Oct. 10, 2014 update: Today Malala Yousafzai, now 17, finally did win the Nobel peace prize, sharing it with Kailash Satyarthi of India, another campaigner for human rights. The piece below was first published at this time last year.
Oct. 11, 2013 update: Malala did not win. The prize was awarded to the United Nations’ Organization for the Prohibition of Chemical Weapons, currently responsible for the hoped-for removal and demolition of chemical weapons in Syria. Very likely, the Nobel committee was divided and OPCW was the compromise choice–as unassailable as a wet noodle. The decision doesn’t diminish Malala’s campaign as much as it does the Nobel committee, which has a distinguished history of making slushy choices.–PT

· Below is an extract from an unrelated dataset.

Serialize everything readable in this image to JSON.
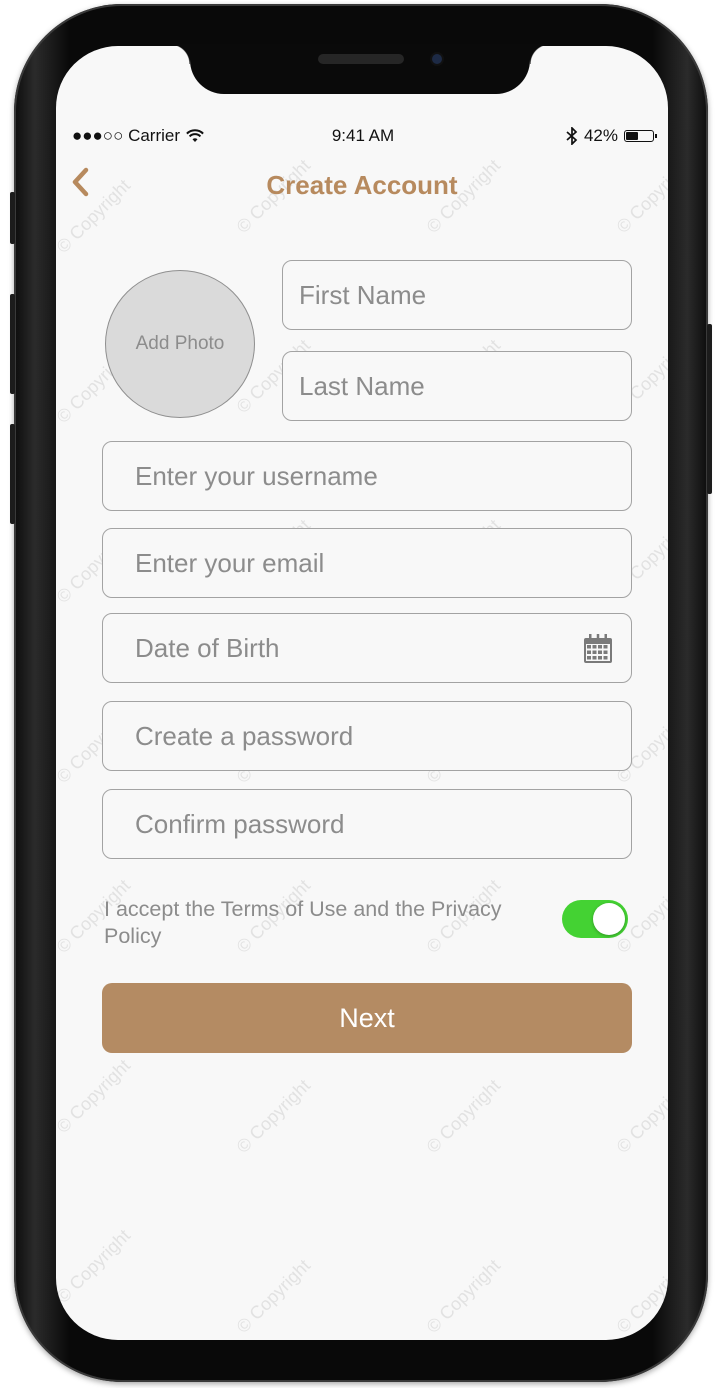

The Nobel peace prize will be announced in a few hours in Oslo (at 5 a.m. Friday, our time, 11 a.m. Oslo time). I was rooting for Philip Roth to win the literature Nobel today and lost. I hope I’ll do better with peace, though it appears to be as sure a pick as any since Nelson Mandela won it in 1993 or Martin Luther King did in 1965. My pick is Malala Yousafzai, the 16-year-old Pakistani girl who a year ago was shot in the head by a shaking, demented terrorist whose allegiance to the Taliban tells us all we need to know about the lethality of religious fundamentalism. Any kind of fundamentalism, really.
Anyone who learns of her story can’t avoid to be moved, often to tears, by the eloquence she began to show when she was 11 years old and was discovered by Adam Ellick, a New York Times filmmaker, in 2009. She is the daughter of an idealist and poet who had opened a school for girls 14 years before in a part of Pakistan where education for girls is considered unnecessary, whether the Taliban is there or not. In 2009 the Taliban ordered all girls’ schools shut.
Ellick devoted a 30-minute documentary to that story, with Malala and her father at its center. All she wanted was to go to school and become a doctor. She detested those who would get in her way, and began to speak out against the Taliban. It was like wearing a target.
There’s a particularly moving scene, one of many, where Malala is sad because she has to put her school uniform away. She loves the uniform. It symbolizes her passion for school. But she can’t wear it because she can’t afford to draw attention to herself as she makes her way to school. That struck me particularly, in light of the very stupid uniform wars we still fight right here, for all the wrong reasons.
The documentary makes clear that Malala was her father’s daughter in sometimes uncomfortable ways—the way tennis fathers pushing their daughters’ stardom make you cringe, as Ellick himself points out. But the reality is that it was Ellick’s documentary that gave Malala her stardom, the prizes she received, the money and gifts her father’s school received, the blogging platform the BBC then gave her. It all amplified her voice for girls’ education and against the Taliban. It also sharpened the target on her head.
And on October 9, 2012, as she was riding a school bus full of girls, the Taliban terrorist boarded, found her, and shot her in the head and neck. She almost became part of the 50,000 Pakistanis who have been murdered by the Taliban since 2001. Think about that number: It is almost 17 times the number of people killed in the 9/11 attacks, and the Taliban continues to tally up more victims, all in the name of a perverted form of Islam that goes so far as banning female shoppers.
Malala survived. She has been slightly disfigured, but only physically so. Before the bullet and since, she’s at times had the haunted look of that young Afghan girl that became the most famous National Geographic cover of all times in 1985, but of course she’s never been voiceless like that Afghan girl. Malala has already spoken more unforgettable phrases in her 16 years, and certainly more substantive ones, than Yogi Berra has in his 88 years. “Death did not want to kill me,” she said after the assassination attempt. Her speech to the United Nations General Assembly in July was Martin Luther King’s dream speech equivalent of girls’ education, a speech she ended with that unforgettable line: “One child, one teacher, one book and one pen can change the world.”
She is that child, holding that pen, and there’s some wonder in the notion that she’s barely begun.
We happen to have a distant connection to Malala in Flagler, thanks to a local hero: Karen Barchowski, the owner of Sally’s Ice Cream and an idealist in her own right, led the effort to bring “Girl Rising,” the movie documentary inspired by Malala’s story, to the Epic Theater this Sunday for one showing only. What a way to celebrate, whether Malala pulls off the Nobel or not.
We don’t have very many public figures like her these days, genuine heroes unblemished by something seedy and inauthentic, and always lurking in the frame somewhere. Maybe that’s the inevitable ransom of age and media exposure. If so, let’s hope it’s a late onset, though if Malala could survive a Taliban bullet, she must have a few defiant surprises up her veil yet.